American Experiment wins national award
Center of the American Experiment’s “Think About It” radio campaign won the State Policy Network’s Communication Excellence Award in the Bold Brand Boost Category last week at SPN’s annual meeting…
Our American Experiment colleague Kathy Kersten has an article in this month’s First Things that I will try to summarize, but that you simply need to read.
The subject is the transgender “movement” that seems to have taken America by storm. Kathy begins with the story of Nova Academy, a top-notch charter school in Minnesota that was blown apart when a couple enrolled their five-year-old son–if I can still describe him (?) as such–who, they said, was “gender non-conforming” and “a boy who likes girl things.” No one really expects five-year-old boys to be macho men in the first place, but Nova tied itself in knots trying to do the politically correct thing, and the school was devastated in the process. Coincidentally, no doubt, the
boy’s girl’s father is “a PhD candidate in educational psychology at the University of Minnesota, where his research focuses on ‘the creation and implementation of gender inclusive policies and practices in K–12 public schools.'”
Kathy moves on to the relevant science:
Transgender ideology advances under the banner of progress and enlightened thinking. Yet its fundamental claim—that a human being can change his or her sex—“is starkly, nakedly false,” according to Dr. Paul McHugh, who served for twenty-six years as psychiatrist in chief at Johns Hopkins Hospital in Baltimore. Johns Hopkins pioneered sex-change surgery, but abandoned it in the 1970s after research revealed that it did not improve the mental health of patients.
Every cell in the human body marks individuals as either male or female, with males bearing an XY and females an XX chromosome. Sex is not “assigned” at birth. It is identified anatomically when an infant is in the womb and then confirmed at birth. “In mammals such as humans, the female gestates offspring and the male impregnates the female,” McHugh explains in “Sexuality and Gender: Findings from the Biological, Psychological, and Social Sciences,” a comprehensive literature review co-authored with Dr. Lawrence Mayer of Johns Hopkins University School of Medicine and published in the New Atlantis in fall 2016. “There is no other widely accepted biological classification for the sexes.”
I am old enough to remember when this didn’t need to be explained by a scientist.
If left alone, the vast majority of children who experience “gender dysphoria” turn out fine, as one would expect:
Fortunately, the great majority of young people who struggle with gender dysphoria “identify” with their own sex by late adolescence or adulthood, according to the DSM-5. Estimates range from 70 to 95 percent.

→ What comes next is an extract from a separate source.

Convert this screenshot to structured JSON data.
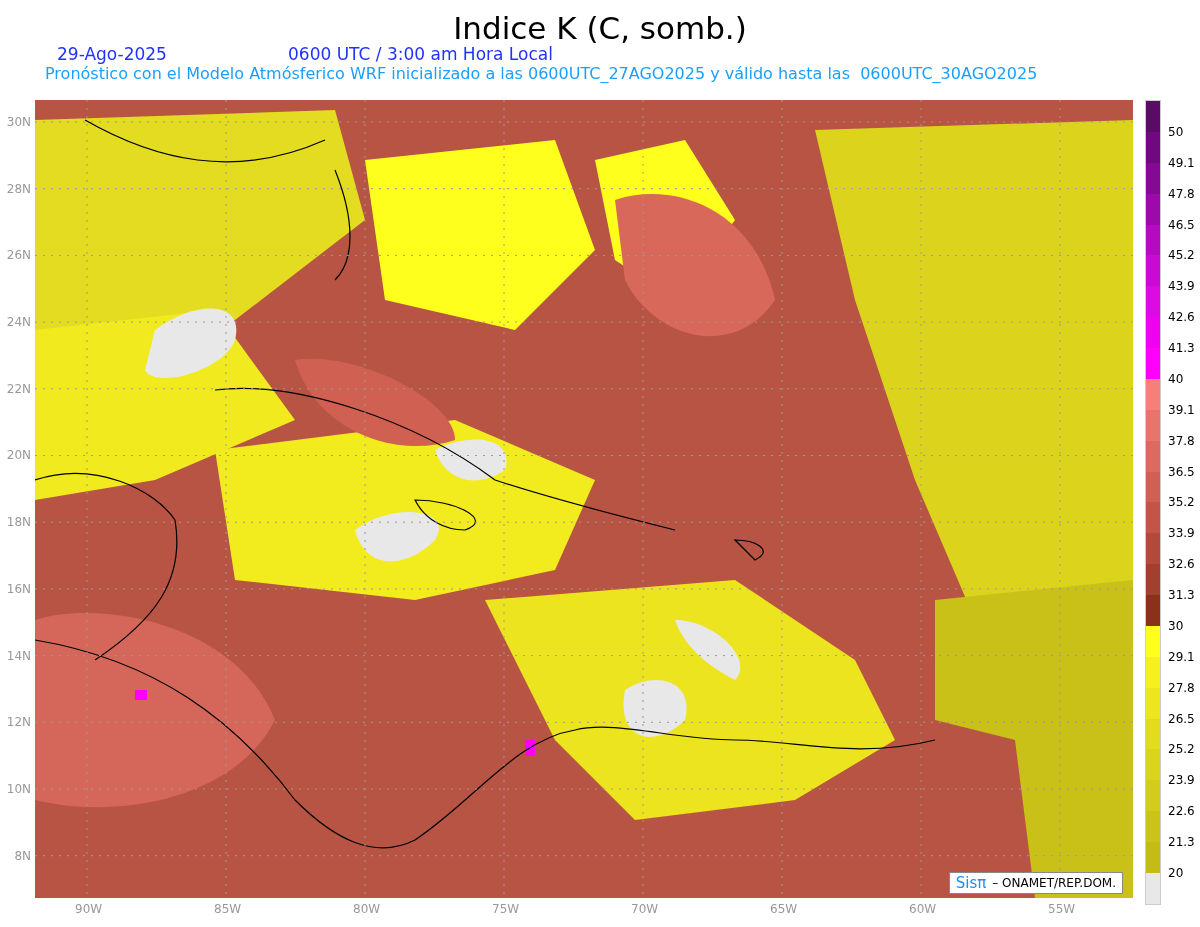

For those who fall into the clutches of transgender ideologues, the future is not so bright. Sex-reassigned individuals are 19 times more likely to commit suicide than those who do not receive such “treatment.” And the other consequences, like sterility and a lifelong dependence on medications to frustrate nature, are also severe. In any other context, the “treatments” to which these poor children are subjected would be considered actionable malpractice.
The whole transgender phenomenon is quite new: “Gender dysphoria in children and adolescents was virtually unheard of fifty years ago.” But today it is a movement, with strong-armed government backing and lots of money changing hands. The ultimate explanation for the transgender phenomenon–money and power–is no doubt familiar. But in the meantime, what is going on is child abuse.
As I said, this summary doesn’t do Kathy’s article justice. You really need to read the whole thing.